Correspondences show that Countee Cullen has various, often short, relationships with men, including white men. That does not stop him from starting a second marriage after the first failed one. Jackman and Cullen are called the Jonathan and David of the Harlem Renaissance, a reference to the Biblical figures who, according to religious sources, had a Platonic relationship, but were indeed romantically linked according to more worldly experts. They allow that nickname to be undisturbed. Jackman is known to have a longstanding relationship with Edouard Roditi, a writer of poems and critiques, but he also likes to present himself in Paris and Harlem as a bachelor. Thomas Wirth, the biographer of another Harlem Renaissance writer, Richard Bruce Nugent, connoisseur of this striking period in black history, claims that the only evidence for a homosexual relationship between Cullen and Jackman can be found in the columns of tabloids. In doing so, he throws the research of serious scientists such as A.B. Christa Schwartz – Gay Voices of the Harlem Renaissance – and Simon Dickel – Black / Gay – in the bin.
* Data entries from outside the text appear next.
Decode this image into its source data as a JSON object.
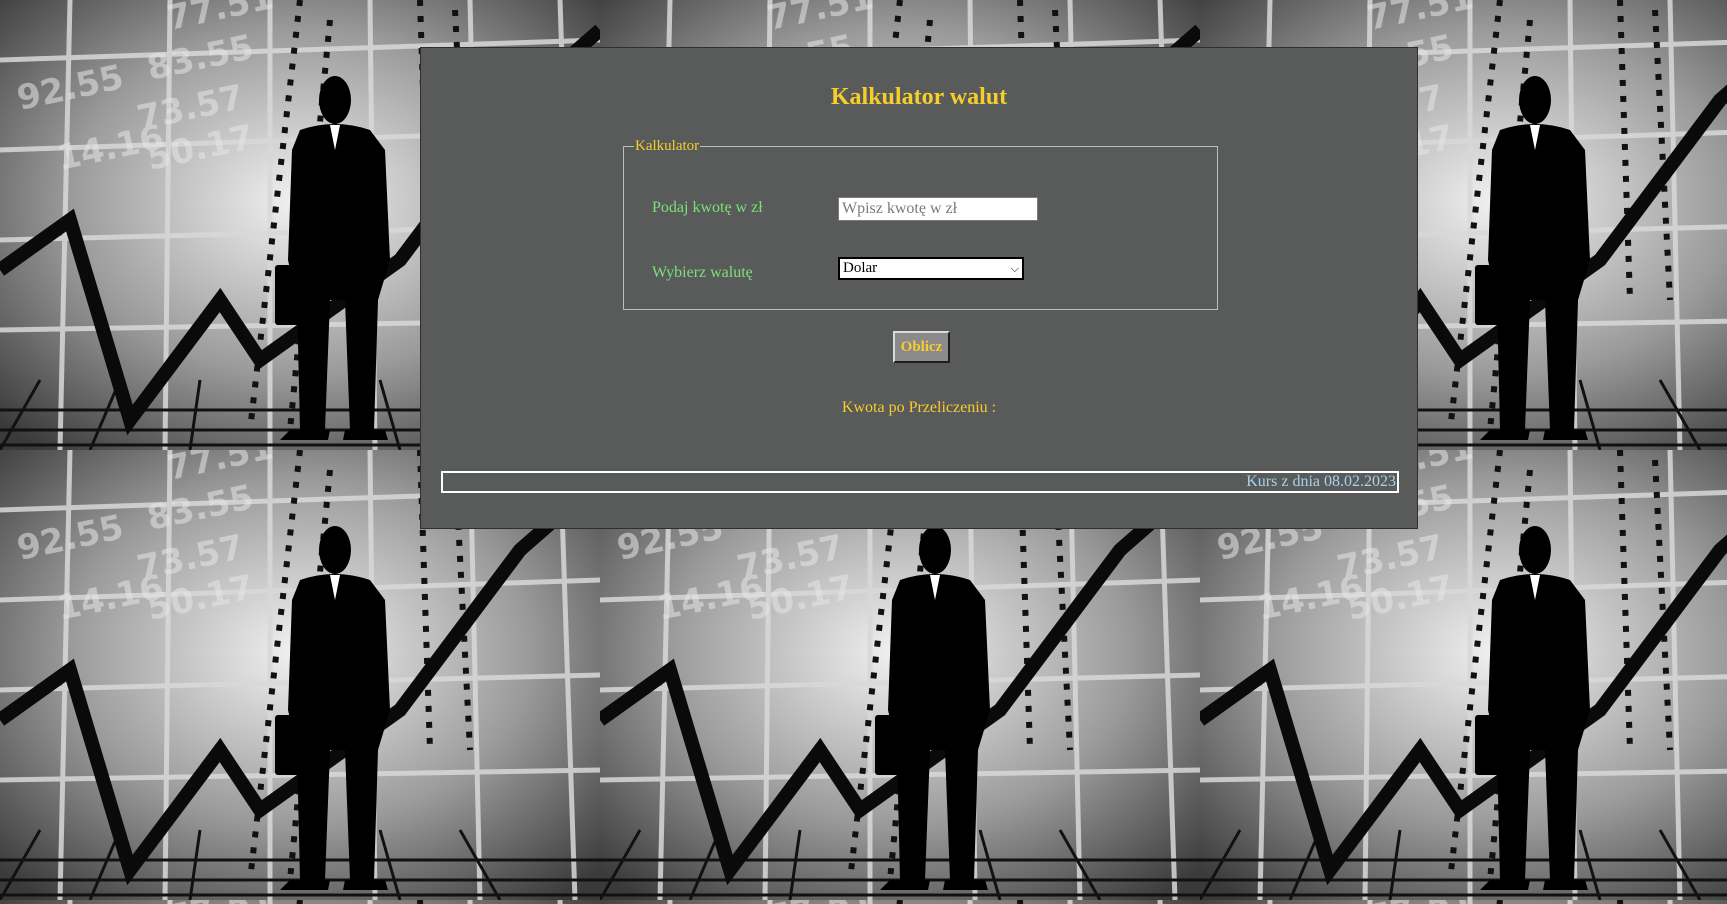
{
  "page": {
    "title": "Kalkulator walut"
  },
  "calculator": {
    "legend": "Kalkulator",
    "amount_label": "Podaj kwotę w zł",
    "amount_placeholder": "Wpisz kwotę w zł",
    "amount_value": "",
    "currency_label": "Wybierz walutę",
    "currency_selected": "Dolar"
  },
  "actions": {
    "calculate_label": "Oblicz"
  },
  "result": {
    "label": "Kwota po Przeliczeniu :"
  },
  "footer": {
    "rate_date_text": "Kurs z dnia 08.02.2023"
  },
  "colors": {
    "panel_background": "#595a5a",
    "title_yellow": "#f6cd2b",
    "label_green": "#7de07a",
    "rate_text_blue": "#a7d2ee"
  },
  "icons": {
    "select_arrow": "chevron-down-icon"
  }
}
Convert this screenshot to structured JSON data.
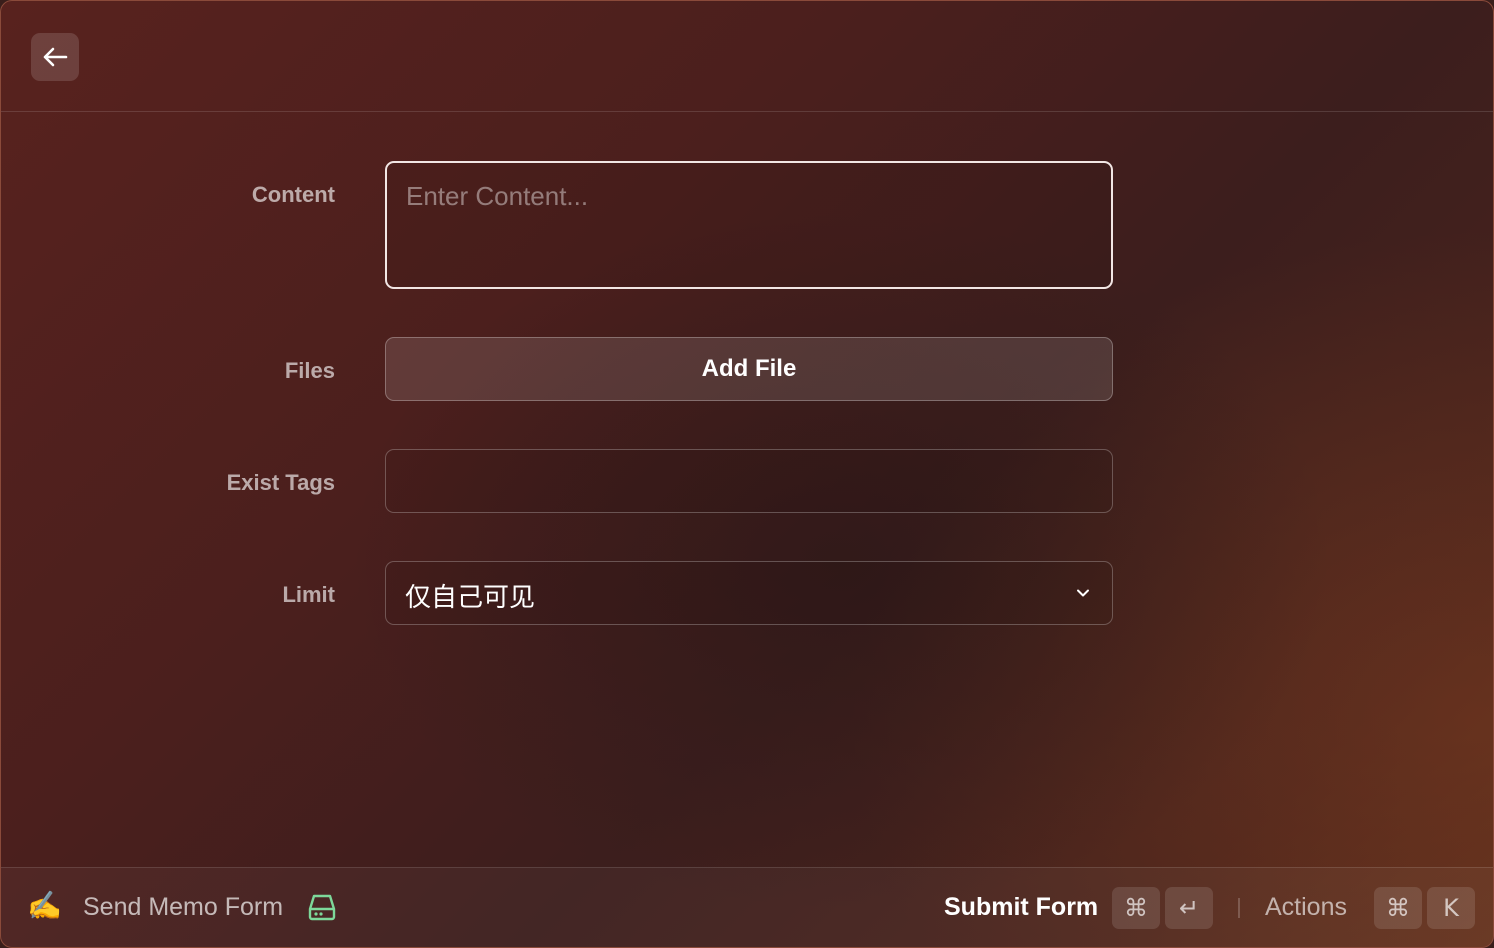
{
  "header": {
    "back_icon": "arrow-left-icon"
  },
  "form": {
    "content": {
      "label": "Content",
      "placeholder": "Enter Content...",
      "value": ""
    },
    "files": {
      "label": "Files",
      "button_label": "Add File"
    },
    "exist_tags": {
      "label": "Exist Tags",
      "value": ""
    },
    "limit": {
      "label": "Limit",
      "selected": "仅自己可见",
      "icon": "chevron-down-icon"
    }
  },
  "footer": {
    "command_icon": "✍️",
    "command_title": "Send Memo Form",
    "status_icon": "hard-drive-icon",
    "status_color": "#7dd89a",
    "primary_action": {
      "label": "Submit Form",
      "shortcut": [
        "⌘",
        "↵"
      ]
    },
    "actions": {
      "label": "Actions",
      "shortcut": [
        "⌘",
        "K"
      ]
    }
  }
}
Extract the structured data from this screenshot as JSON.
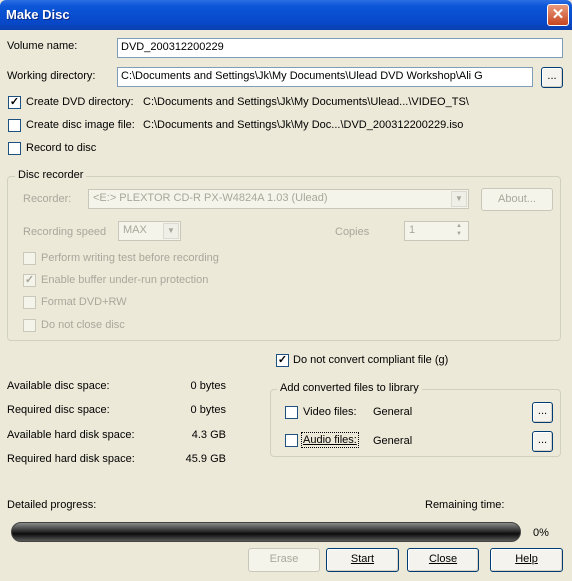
{
  "window": {
    "title": "Make Disc"
  },
  "volume": {
    "label": "Volume name:",
    "value": "DVD_200312200229"
  },
  "working_dir": {
    "label": "Working directory:",
    "value": "C:\\Documents and Settings\\Jk\\My Documents\\Ulead DVD Workshop\\Ali G",
    "browse_label": "..."
  },
  "create_dvd_dir": {
    "label": "Create DVD directory:",
    "checked": true,
    "path": "C:\\Documents and Settings\\Jk\\My Documents\\Ulead...\\VIDEO_TS\\"
  },
  "create_image": {
    "label": "Create disc image file:",
    "checked": false,
    "path": "C:\\Documents and Settings\\Jk\\My Doc...\\DVD_200312200229.iso"
  },
  "record_to_disc": {
    "label": "Record to disc",
    "checked": false
  },
  "disc_recorder": {
    "legend": "Disc recorder",
    "recorder_label": "Recorder:",
    "recorder_value": "<E:>  PLEXTOR CD-R PX-W4824A 1.03 (Ulead)",
    "about_label": "About...",
    "speed_label": "Recording speed",
    "speed_value": "MAX",
    "copies_label": "Copies",
    "copies_value": "1",
    "options": [
      {
        "label": "Perform writing test before recording",
        "checked": false
      },
      {
        "label": "Enable buffer under-run protection",
        "checked": true
      },
      {
        "label": "Format DVD+RW",
        "checked": false
      },
      {
        "label": "Do not close disc",
        "checked": false
      }
    ]
  },
  "do_not_convert": {
    "label": "Do not convert compliant file (g)",
    "checked": true
  },
  "stats": [
    {
      "label": "Available disc space:",
      "value": "0 bytes"
    },
    {
      "label": "Required disc space:",
      "value": "0 bytes"
    },
    {
      "label": "Available hard disk space:",
      "value": "4.3 GB"
    },
    {
      "label": "Required hard disk space:",
      "value": "45.9 GB"
    }
  ],
  "library": {
    "legend": "Add converted files to library",
    "video": {
      "label": "Video files:",
      "value": "General",
      "checked": false,
      "browse_label": "..."
    },
    "audio": {
      "label": "Audio files:",
      "value": "General",
      "checked": false,
      "browse_label": "..."
    }
  },
  "progress": {
    "detailed_label": "Detailed progress:",
    "remaining_label": "Remaining time:",
    "percent_text": "0%",
    "fraction": 0
  },
  "buttons": {
    "erase": "Erase",
    "start": "Start",
    "close": "Close",
    "help": "Help"
  }
}
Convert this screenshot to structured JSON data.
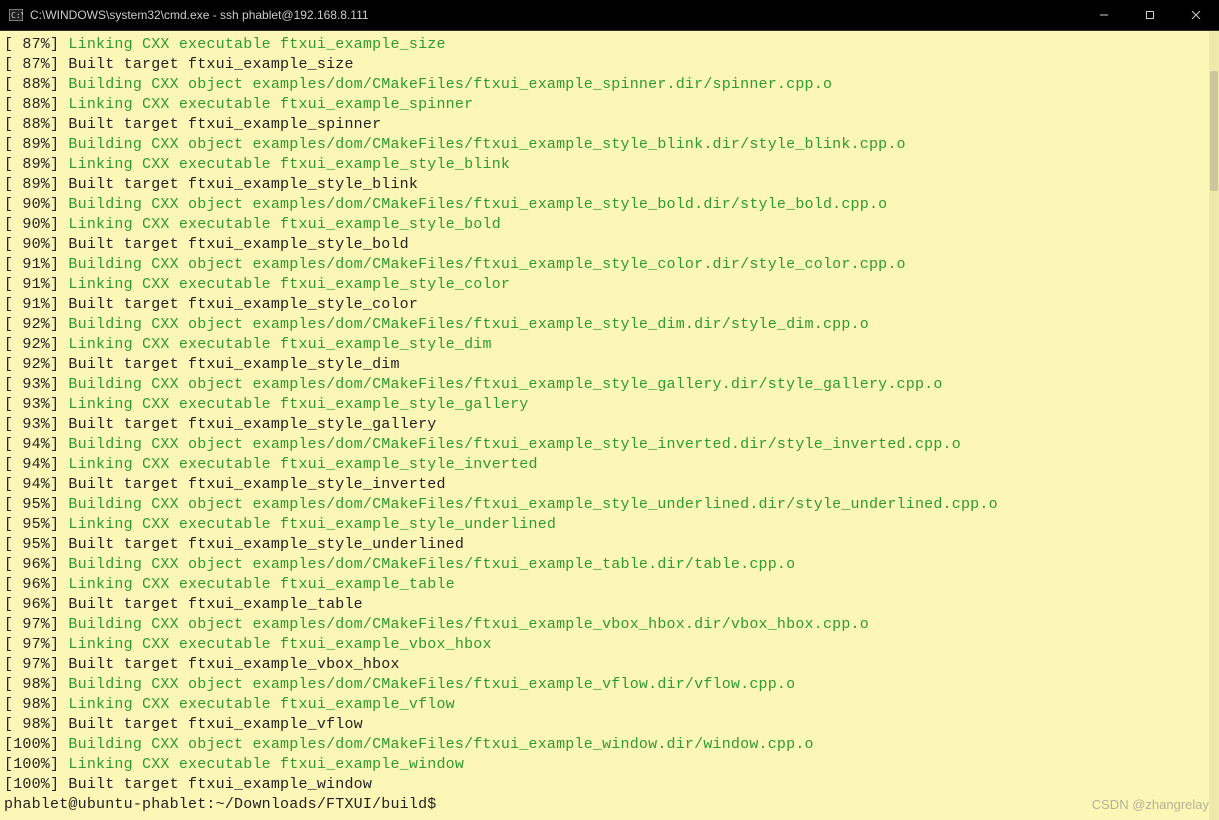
{
  "window": {
    "title": "C:\\WINDOWS\\system32\\cmd.exe - ssh  phablet@192.168.8.111",
    "controls": {
      "minimize": "—",
      "maximize": "▢",
      "close": "✕"
    }
  },
  "lines": [
    {
      "pct": " 87%",
      "style": "green",
      "text": "Linking CXX executable ftxui_example_size"
    },
    {
      "pct": " 87%",
      "style": "plain",
      "text": "Built target ftxui_example_size"
    },
    {
      "pct": " 88%",
      "style": "green",
      "text": "Building CXX object examples/dom/CMakeFiles/ftxui_example_spinner.dir/spinner.cpp.o"
    },
    {
      "pct": " 88%",
      "style": "green",
      "text": "Linking CXX executable ftxui_example_spinner"
    },
    {
      "pct": " 88%",
      "style": "plain",
      "text": "Built target ftxui_example_spinner"
    },
    {
      "pct": " 89%",
      "style": "green",
      "text": "Building CXX object examples/dom/CMakeFiles/ftxui_example_style_blink.dir/style_blink.cpp.o"
    },
    {
      "pct": " 89%",
      "style": "green",
      "text": "Linking CXX executable ftxui_example_style_blink"
    },
    {
      "pct": " 89%",
      "style": "plain",
      "text": "Built target ftxui_example_style_blink"
    },
    {
      "pct": " 90%",
      "style": "green",
      "text": "Building CXX object examples/dom/CMakeFiles/ftxui_example_style_bold.dir/style_bold.cpp.o"
    },
    {
      "pct": " 90%",
      "style": "green",
      "text": "Linking CXX executable ftxui_example_style_bold"
    },
    {
      "pct": " 90%",
      "style": "plain",
      "text": "Built target ftxui_example_style_bold"
    },
    {
      "pct": " 91%",
      "style": "green",
      "text": "Building CXX object examples/dom/CMakeFiles/ftxui_example_style_color.dir/style_color.cpp.o"
    },
    {
      "pct": " 91%",
      "style": "green",
      "text": "Linking CXX executable ftxui_example_style_color"
    },
    {
      "pct": " 91%",
      "style": "plain",
      "text": "Built target ftxui_example_style_color"
    },
    {
      "pct": " 92%",
      "style": "green",
      "text": "Building CXX object examples/dom/CMakeFiles/ftxui_example_style_dim.dir/style_dim.cpp.o"
    },
    {
      "pct": " 92%",
      "style": "green",
      "text": "Linking CXX executable ftxui_example_style_dim"
    },
    {
      "pct": " 92%",
      "style": "plain",
      "text": "Built target ftxui_example_style_dim"
    },
    {
      "pct": " 93%",
      "style": "green",
      "text": "Building CXX object examples/dom/CMakeFiles/ftxui_example_style_gallery.dir/style_gallery.cpp.o"
    },
    {
      "pct": " 93%",
      "style": "green",
      "text": "Linking CXX executable ftxui_example_style_gallery"
    },
    {
      "pct": " 93%",
      "style": "plain",
      "text": "Built target ftxui_example_style_gallery"
    },
    {
      "pct": " 94%",
      "style": "green",
      "text": "Building CXX object examples/dom/CMakeFiles/ftxui_example_style_inverted.dir/style_inverted.cpp.o"
    },
    {
      "pct": " 94%",
      "style": "green",
      "text": "Linking CXX executable ftxui_example_style_inverted"
    },
    {
      "pct": " 94%",
      "style": "plain",
      "text": "Built target ftxui_example_style_inverted"
    },
    {
      "pct": " 95%",
      "style": "green",
      "text": "Building CXX object examples/dom/CMakeFiles/ftxui_example_style_underlined.dir/style_underlined.cpp.o"
    },
    {
      "pct": " 95%",
      "style": "green",
      "text": "Linking CXX executable ftxui_example_style_underlined"
    },
    {
      "pct": " 95%",
      "style": "plain",
      "text": "Built target ftxui_example_style_underlined"
    },
    {
      "pct": " 96%",
      "style": "green",
      "text": "Building CXX object examples/dom/CMakeFiles/ftxui_example_table.dir/table.cpp.o"
    },
    {
      "pct": " 96%",
      "style": "green",
      "text": "Linking CXX executable ftxui_example_table"
    },
    {
      "pct": " 96%",
      "style": "plain",
      "text": "Built target ftxui_example_table"
    },
    {
      "pct": " 97%",
      "style": "green",
      "text": "Building CXX object examples/dom/CMakeFiles/ftxui_example_vbox_hbox.dir/vbox_hbox.cpp.o"
    },
    {
      "pct": " 97%",
      "style": "green",
      "text": "Linking CXX executable ftxui_example_vbox_hbox"
    },
    {
      "pct": " 97%",
      "style": "plain",
      "text": "Built target ftxui_example_vbox_hbox"
    },
    {
      "pct": " 98%",
      "style": "green",
      "text": "Building CXX object examples/dom/CMakeFiles/ftxui_example_vflow.dir/vflow.cpp.o"
    },
    {
      "pct": " 98%",
      "style": "green",
      "text": "Linking CXX executable ftxui_example_vflow"
    },
    {
      "pct": " 98%",
      "style": "plain",
      "text": "Built target ftxui_example_vflow"
    },
    {
      "pct": "100%",
      "style": "green",
      "text": "Building CXX object examples/dom/CMakeFiles/ftxui_example_window.dir/window.cpp.o"
    },
    {
      "pct": "100%",
      "style": "green",
      "text": "Linking CXX executable ftxui_example_window"
    },
    {
      "pct": "100%",
      "style": "plain",
      "text": "Built target ftxui_example_window"
    }
  ],
  "prompt": "phablet@ubuntu-phablet:~/Downloads/FTXUI/build$",
  "watermark": "CSDN @zhangrelay"
}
True or not, romantic relationship or not, it is certain that Cullen’s pinching pursuit of his true identity has yielded interesting and often impressive poetry. Judas Iscariot, Tableau, The Love Tree, Fruit of the Flower and many other poems are a convincing proof of this.
Come, let us plant our love as farmers plant
A seed, and you shall water it with tears,
And I shall weed it with my hands until
They bleed. Perchance this buried love of ours
Will feed on goodly ground and bear a tree
With fruit and flowers; pale lovers chancing
May pluck and eat, and through their veins a sweet
And languid ardor play, their pulses beat
An unimagined tune, their shy lips meet
And part, and bliss repeat again. And men
Will pilgrimage from far and wide to see
This tree for which we two were crucified,
And, happy in themselves, will never know
‘Twas break of heart that made the Love Tree grow.